    Part of what Rob’s post said was there is too much noise and it is almost impossible to filter it all out and find the good work. So, it takes more than just “good work” or even exceptional talent to stand out!!! Not unless a good or great photographer is extremely lucky they need a marketing plan to get noticed. If you don’t have some way to approach and get noticed by PE’s, or art directors the good work will be lost in the sea of noise.

    I have no clue what the average PE, Art Buyers, or Art Directors gets in the way of promos every day. Back 8 or 9 years some magazine (can’t remember but it might have been CA) asked a handful of PE’s, AB’s and AD’s to keep a weeks worth of promos. At the time the overage was over 100 pieces of direct mail a day, mainly postcards. The bulk went to Ad agencies, AD’s and AB’s. That was my market at the time so really didn’t pay attention to the PE’s numbers as much.

    Today, I would think the direct mail is lower and the e-mail is off the charts.

  31. re: #5
    “most photographers make poor editors so even if we have a few good photos we won’t put them on our website because we don’t know they are any good.”

    I think that’s sometimes true, because photographers can have a personal connection to their work that doesn’t necessarily make a good picture.

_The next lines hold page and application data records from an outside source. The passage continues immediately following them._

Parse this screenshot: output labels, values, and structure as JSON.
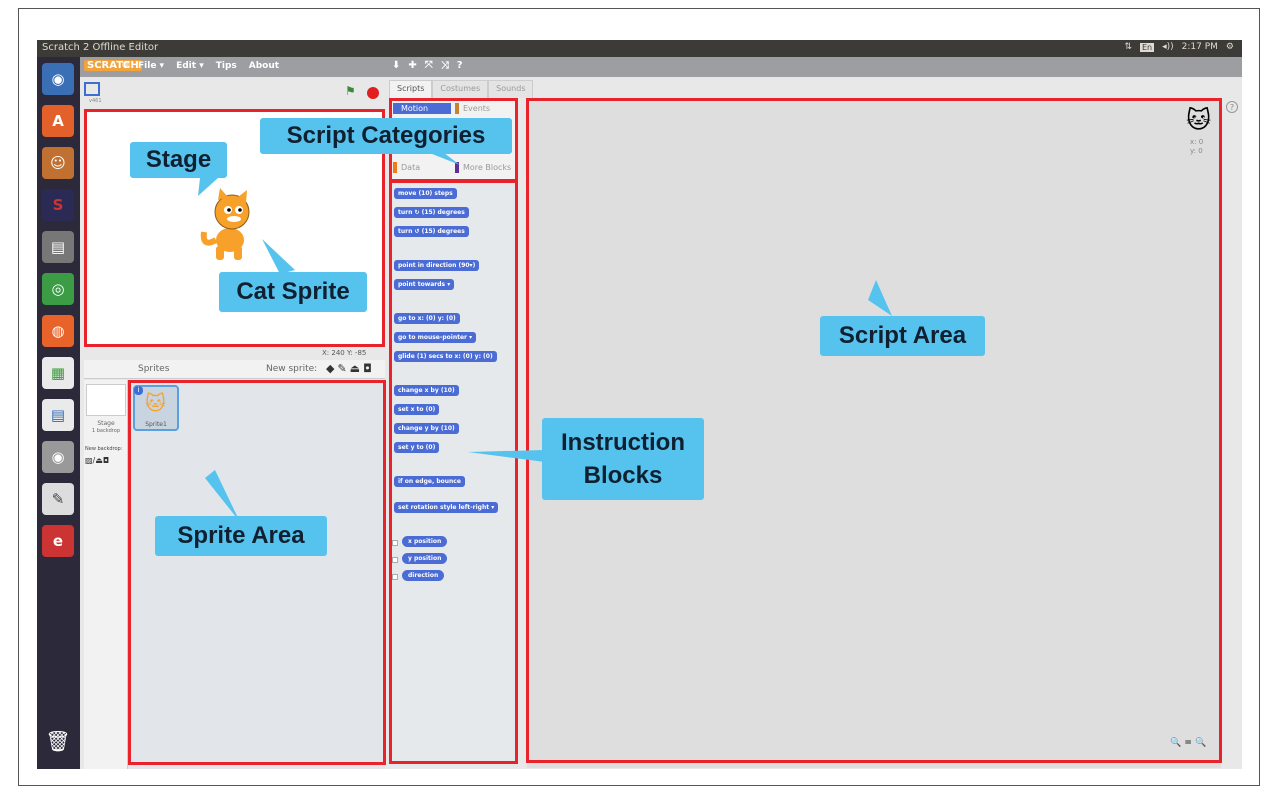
{
  "window": {
    "title": "Scratch 2 Offline Editor"
  },
  "tray": {
    "kbd": "En",
    "volume": "◂))",
    "time": "2:17 PM"
  },
  "menu": {
    "logo": "SCRATCH",
    "items": [
      "File ▾",
      "Edit ▾",
      "Tips",
      "About"
    ]
  },
  "stage": {
    "version": "v461",
    "coords_x": "X: 240",
    "coords_y": "Y: -85"
  },
  "tabs": [
    "Scripts",
    "Costumes",
    "Sounds"
  ],
  "categories": {
    "motion": "Motion",
    "events": "Events",
    "data": "Data",
    "more": "More Blocks"
  },
  "blocks": [
    "move (10) steps",
    "turn ↻ (15) degrees",
    "turn ↺ (15) degrees",
    "point in direction (90▾)",
    "point towards ▾",
    "go to x: (0) y: (0)",
    "go to mouse-pointer ▾",
    "glide (1) secs to x: (0) y: (0)",
    "change x by (10)",
    "set x to (0)",
    "change y by (10)",
    "set y to (0)",
    "if on edge, bounce",
    "set rotation style left-right ▾"
  ],
  "reporters": [
    "x position",
    "y position",
    "direction"
  ],
  "sprites_panel": {
    "header": "Sprites",
    "new_sprite": "New sprite:",
    "stage_label": "Stage",
    "stage_sub": "1 backdrop",
    "new_backdrop": "New backdrop:",
    "sprite_name": "Sprite1",
    "sprite_index": "i"
  },
  "script_xy": {
    "x": "x: 0",
    "y": "y: 0"
  },
  "zoom": "🔍 = 🔍",
  "annotations": {
    "script_categories": "Script Categories",
    "stage": "Stage",
    "cat_sprite": "Cat Sprite",
    "script_area": "Script Area",
    "instruction_blocks": "Instruction Blocks",
    "sprite_area": "Sprite Area"
  },
  "colors": {
    "annotation_box": "#e8232b",
    "callout": "#56c3ef",
    "motion_block": "#4a6cd4",
    "launcher": "#2c2a3a"
  }
}
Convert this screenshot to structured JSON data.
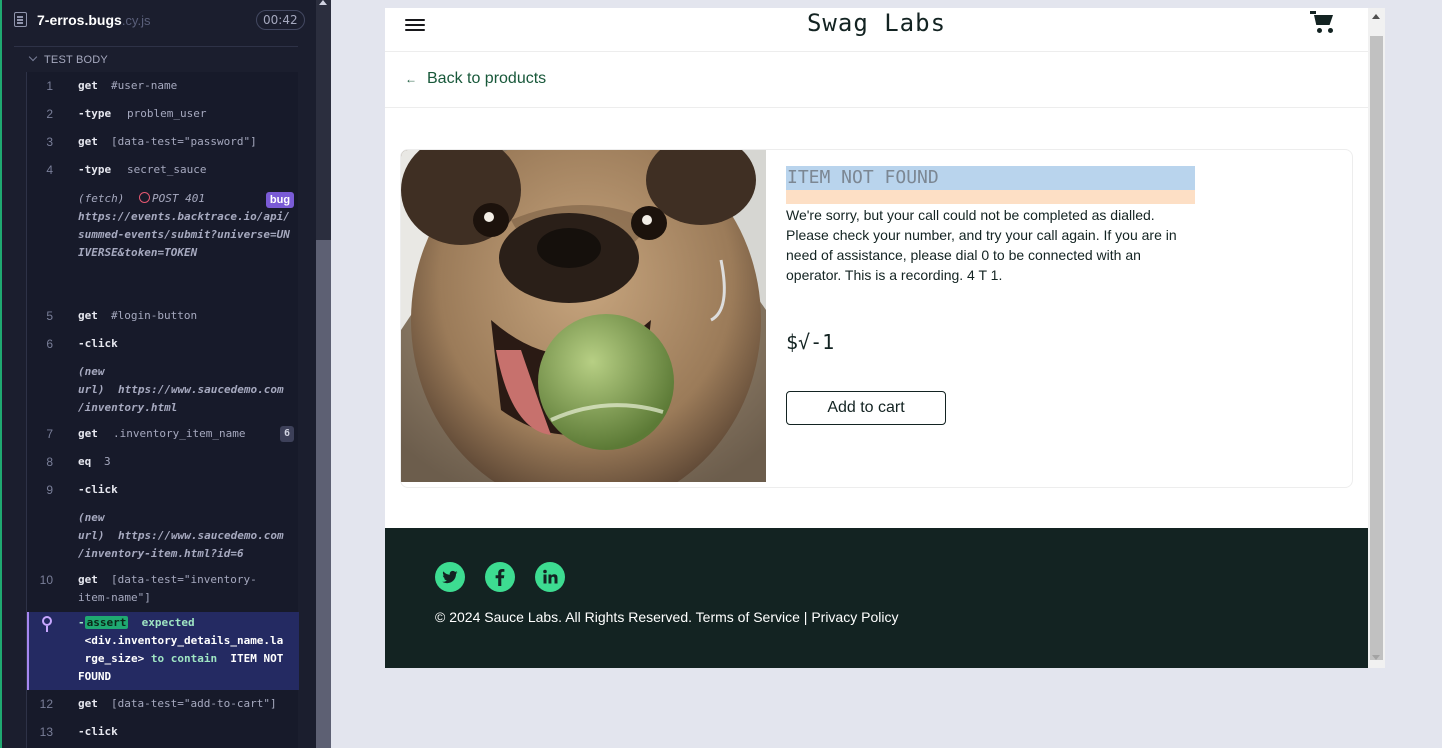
{
  "reporter": {
    "spec_name": "7-erros.bugs",
    "spec_ext": ".cy.js",
    "duration": "00:42",
    "section_label": "TEST BODY",
    "commands": [
      {
        "num": "1",
        "name": "get",
        "arg": "#user-name"
      },
      {
        "num": "2",
        "name": "-type",
        "arg": "problem_user"
      },
      {
        "num": "3",
        "name": "get",
        "arg": "[data-test=\"password\"]"
      },
      {
        "num": "4",
        "name": "-type",
        "arg": "secret_sauce"
      },
      {
        "num": "5",
        "name": "get",
        "arg": "#login-button"
      },
      {
        "num": "6",
        "name": "-click",
        "arg": ""
      },
      {
        "num": "7",
        "name": "get",
        "arg": ".inventory_item_name",
        "badge": "6"
      },
      {
        "num": "8",
        "name": "eq",
        "arg": "3"
      },
      {
        "num": "9",
        "name": "-click",
        "arg": ""
      },
      {
        "num": "10",
        "name": "get",
        "arg": "[data-test=\"inventory-",
        "arg2": "item-name\"]"
      },
      {
        "num": "12",
        "name": "get",
        "arg": "[data-test=\"add-to-cart\"]"
      },
      {
        "num": "13",
        "name": "-click",
        "arg": ""
      }
    ],
    "fetch": {
      "label": "(fetch)",
      "status": "POST 401",
      "url": "https://events.backtrace.io/api/summed-events/submit?universe=UNIVERSE&token=TOKEN",
      "badge": "bug"
    },
    "new_url_1": {
      "label_a": "(new",
      "label_b": "url)",
      "url_a": "https://www.saucedemo.com",
      "url_b": "/inventory.html"
    },
    "new_url_2": {
      "label_a": "(new",
      "label_b": "url)",
      "url_a": "https://www.saucedemo.com",
      "url_b": "/inventory-item.html?id=6"
    },
    "assert": {
      "dash": "-",
      "keyword": "assert",
      "text_1": "expected",
      "selector_a": "<div.inventory_details_name.la",
      "selector_b": "rge_size>",
      "text_2": "to contain",
      "value_a": "ITEM NOT",
      "value_b": "FOUND"
    }
  },
  "app": {
    "logo": "Swag Labs",
    "back_link": "Back to products",
    "product": {
      "title": "ITEM NOT FOUND",
      "description": "We're sorry, but your call could not be completed as dialled. Please check your number, and try your call again. If you are in need of assistance, please dial 0 to be connected with an operator. This is a recording. 4 T 1.",
      "price": "$√-1",
      "add_to_cart": "Add to cart"
    },
    "footer": {
      "copyright": "© 2024 Sauce Labs. All Rights Reserved. Terms of Service | Privacy Policy",
      "social": [
        "twitter-icon",
        "facebook-icon",
        "linkedin-icon"
      ],
      "accent_color": "#3ddc91"
    }
  },
  "colors": {
    "reporter_bg": "#1b1e2e",
    "active_command_bg": "#242a62",
    "footer_bg": "#132322",
    "title_highlight": "#b9d4ed"
  }
}
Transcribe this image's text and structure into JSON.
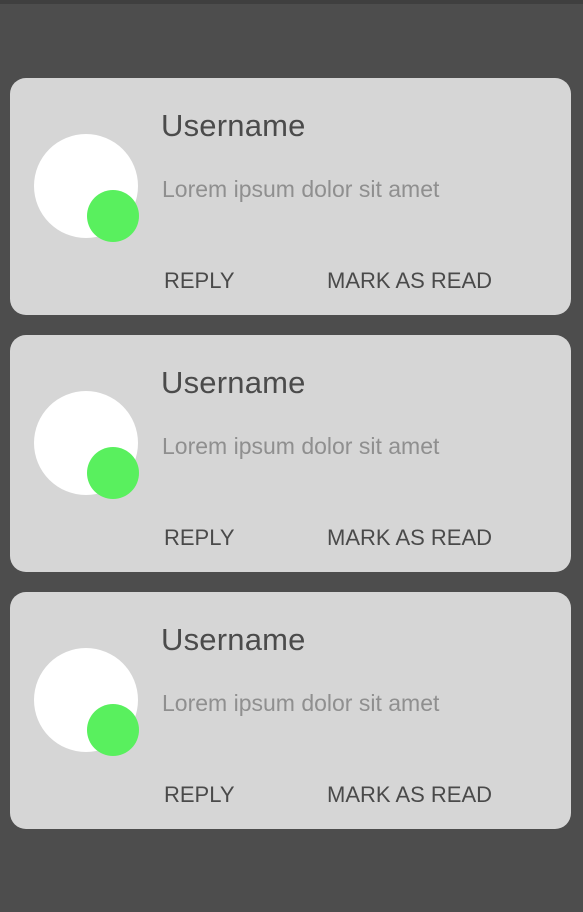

I used to work in the film industry, where I ran across the phrase: “Don’t fall in love with your footage”, which is why in filmmaking there is a cinematographer and director, and then the editor to cut out the mediocrity.

    And regarding the overall theme of this post, there are a ton of websites out there with 500 or more photographers listed for Los Angeles alone, and some shouldn’t be on the site. The quality control of the websites should be much higher. Also, you can currently list yourself as an automotive photographer on Photoserve (not to pick on them, because they are obviously a respected resource) and not show any automotive work in your portfolio/website. Not to shill for our website, but we show 14 photographers in LA, and we hope that by being discriminating, we’ll keep art buyers coming back.

    -Neil

  32. But Lucas that goes without saying that good photographers need a good business plan to stand out. Those photographers ‘discovered’ in the past obviously had more going on then luck when it came to getting noticed and that remains true no matter how noisy it gets. Successful photography goes way beyond taking photographs, however this flood of mediocrity may stem from many photographers being more skilled at getting noticed then creating meaningful photographs.

  33. @#10

    “…there are times in a photographers career when they feel superhuman, that they can over come the obstacles with sheer will but it doesn’t work. You have to be vigilant and when you let your guard down shit happens and your photos suck.”

    Wise words from APE… you know, when I was looking through my old contact sheets this morning, this is what I thought… only you articulated it better in words.